The debate around the Lanterman-Petris-Short law generally centers around one question: Are people with serious mental illness not getting the treatment they need because services are inadequate, or because the law prioritizes their civil rights over their safety?

Prior to its passage, family members could easily call police to force people into mental health treatment. Many individuals ended up locked away in state hospitals indefinitely, often in horrific conditions.

“Sadly, my takeaway was ‘I told you so.’ And I hate being right. It’s pointing out that people aren’t getting the services that they need.”


When the law took effect, it created specific time frames for involuntary confinement and limited involuntary holds to those deemed a danger to themselves or others, or gravely disabled.

But while the law was intended to expand community-based treatment for people with mental illness, many, including co-author Sen. Nicholas Petris, lamented that the promised funding to do so never materialized.

Disability rights advocates say the audit’s major findings reflect what they’ve said all along.

“Sadly, my takeaway was ‘I told you so.’ And I hate being right,” said Jen Flory, a policy advocate at the Western Center on Law & Poverty. “It’s pointing out that people aren’t getting the services that they need. It’s not that the LPS Act itself doesn’t work. What we hear from our community partners is people need services.”

Auditors reviewed 60 short‑term involuntary holds and 60 conservatorship cases in the three counties, and found that all three counties generally interpreted and applied the law’s criteria similarly.
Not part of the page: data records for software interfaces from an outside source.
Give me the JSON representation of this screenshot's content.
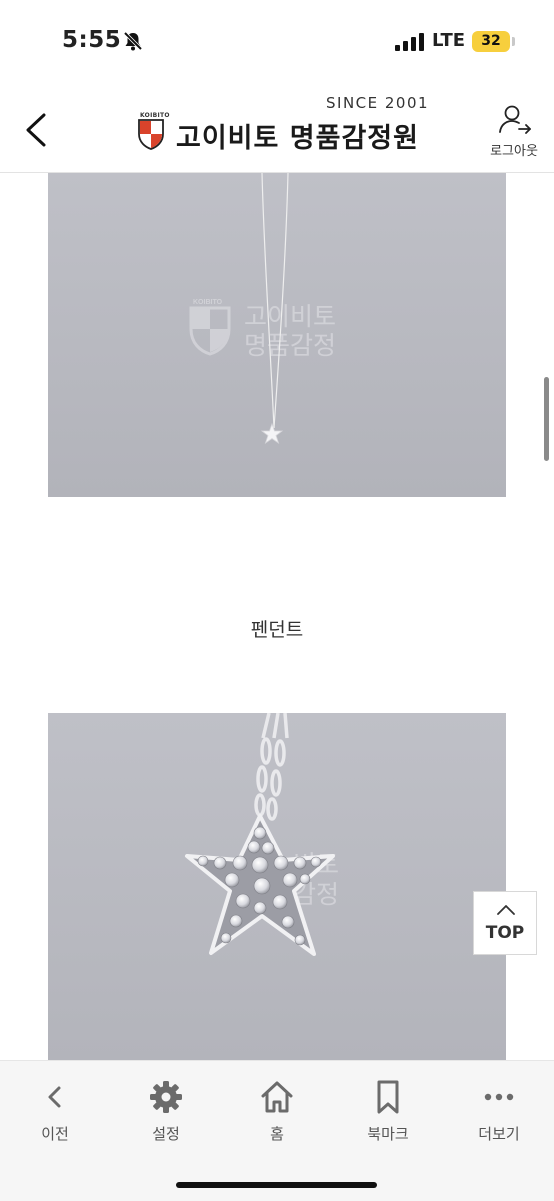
{
  "status_bar": {
    "time": "5:55",
    "network": "LTE",
    "battery": "32",
    "icons": [
      "bell-slash-icon",
      "signal-icon"
    ]
  },
  "header": {
    "since": "SINCE 2001",
    "logo_text": "KOIBITO",
    "brand": "고이비토 명품감정원",
    "logout_label": "로그아웃",
    "icons": [
      "back-chevron-icon",
      "shield-logo-icon",
      "user-logout-icon"
    ]
  },
  "content": {
    "watermark": {
      "logo_text": "KOIBITO",
      "line1": "고이비토",
      "line2": "명품감정"
    },
    "section_caption": "펜던트",
    "photos": [
      "necklace-full-photo",
      "star-pendant-closeup-photo"
    ]
  },
  "top_button": {
    "label": "TOP"
  },
  "toolbar": {
    "items": [
      {
        "label": "이전",
        "icon": "chevron-left-icon"
      },
      {
        "label": "설정",
        "icon": "gear-icon"
      },
      {
        "label": "홈",
        "icon": "home-icon"
      },
      {
        "label": "북마크",
        "icon": "bookmark-icon"
      },
      {
        "label": "더보기",
        "icon": "more-dots-icon"
      }
    ]
  },
  "colors": {
    "photo_background": "#b9bac1",
    "battery": "#f7cf3d",
    "logo_red": "#d9432b",
    "toolbar_background": "#f6f6f6",
    "toolbar_icon": "#6b6b6b"
  }
}
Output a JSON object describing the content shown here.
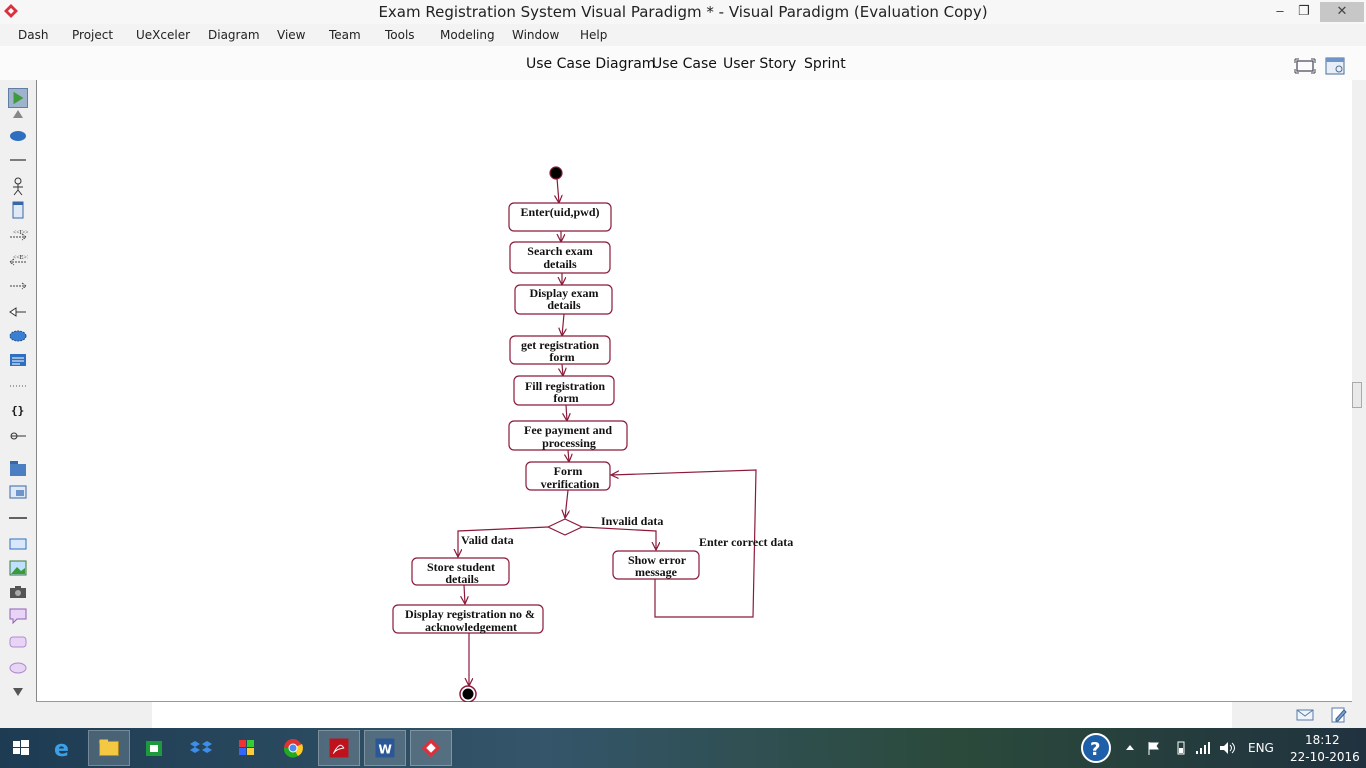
{
  "window": {
    "title": "Exam Registration System Visual Paradigm * - Visual Paradigm (Evaluation Copy)",
    "minimize_label": "–",
    "restore_label": "❐",
    "close_label": "✕"
  },
  "menu": [
    "Dash",
    "Project",
    "UeXceler",
    "Diagram",
    "View",
    "Team",
    "Tools",
    "Modeling",
    "Window",
    "Help"
  ],
  "diagram_tabs": [
    "Use Case Diagram",
    "Use Case",
    "User Story",
    "Sprint"
  ],
  "palette_icons": [
    "select-tool-icon",
    "scroll-up-icon",
    "use-case-icon",
    "association-icon",
    "actor-icon",
    "system-icon",
    "include-icon",
    "extend-icon",
    "dependency-icon",
    "generalization-icon",
    "collaboration-icon",
    "requirement-icon",
    "anchor-icon",
    "constraint-icon",
    "containment-icon",
    "package-icon",
    "model-icon",
    "line-icon",
    "rectangle-icon",
    "image-icon",
    "camera-icon",
    "callout-icon",
    "rounded-rect-icon",
    "ellipse-icon",
    "scroll-down-icon"
  ],
  "activity": {
    "nodes": {
      "enter": [
        "Enter(uid,pwd)"
      ],
      "search": [
        "Search exam",
        "details"
      ],
      "display": [
        "Display exam",
        "details"
      ],
      "get_form": [
        "get registration",
        "form"
      ],
      "fill": [
        "Fill registration",
        "form"
      ],
      "fee": [
        "Fee payment and",
        "processing"
      ],
      "verify": [
        "Form",
        "verification"
      ],
      "store": [
        "Store student",
        "details"
      ],
      "ack": [
        "Display registration no &",
        "acknowledgement"
      ],
      "error": [
        "Show error",
        "message"
      ]
    },
    "guards": {
      "valid": "Valid data",
      "invalid": "Invalid data",
      "correct": "Enter correct data"
    }
  },
  "taskbar": {
    "apps": [
      "start-icon",
      "internet-explorer-icon",
      "file-explorer-icon",
      "store-icon",
      "dropbox-icon",
      "photos-icon",
      "chrome-icon",
      "acrobat-icon",
      "word-icon",
      "visual-paradigm-icon"
    ],
    "language": "ENG",
    "time": "18:12",
    "date": "22-10-2016"
  },
  "colors": {
    "flow": "#8b1a3a",
    "accent": "#2a6ebb"
  }
}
Expanding the criteria to enable more such holds, the auditors said, “could widen their use and potentially infringe upon people’s liberties.”

The report suggested the Legislature do the following: 

  • Adjust reporting requirements to make sure counties can access state data about individuals placed on holds.
  • Require the Department of State Hospitals to report the costs of increasing state hospital capacity to care for people compelled into treatment
  • Require counties to adopt assisted outpatient treatment programs.
  • Have the state’s Mental Health Services Oversight & Accountability Commission track mental health spending for a range of different funding streams
  • Direct counties to spend Mental Health Services Act funds to connect individuals leaving LPS Act holds or conservatorships to community‑based services.

Many mental health leaders applauded the recommendation that the state share information about people on mental health holds and conservatorships with the counties that are meant to serve them. “The way it’s set up today that is absolutely not the case,” said Michelle Cabrera, executive director of the County Behavioral Health Directors Association.

“It’s really difficult to expect a plan of any kind to manage care and coordinate services for a person they don’t even know exists,” she said.

Donnell Ewert, Shasta County’s director of Health and Human Services, said a statewide system for collecting data would enable counties to learn best practices from each other. He also said he “totally agrees” with the need to expand state hospital capacity. The number of beds has shrunk dramatically in recent decades, and most beds are now reserved for people who come in through the criminal justice system.

“We have definitely struggled to get LPS patients into a state hospital,” he said. “We’ve waited a very long time for that.”

Disability rights advocates raised concerns about that idea, though. “From our perspective we’ve constantly said that services need to be community-based and not putting people away in large institutions,” said Curtis Child, director of legislation at Disability Rights California. is a nonprofit, nonpartisan media venture explaining California policies and politics.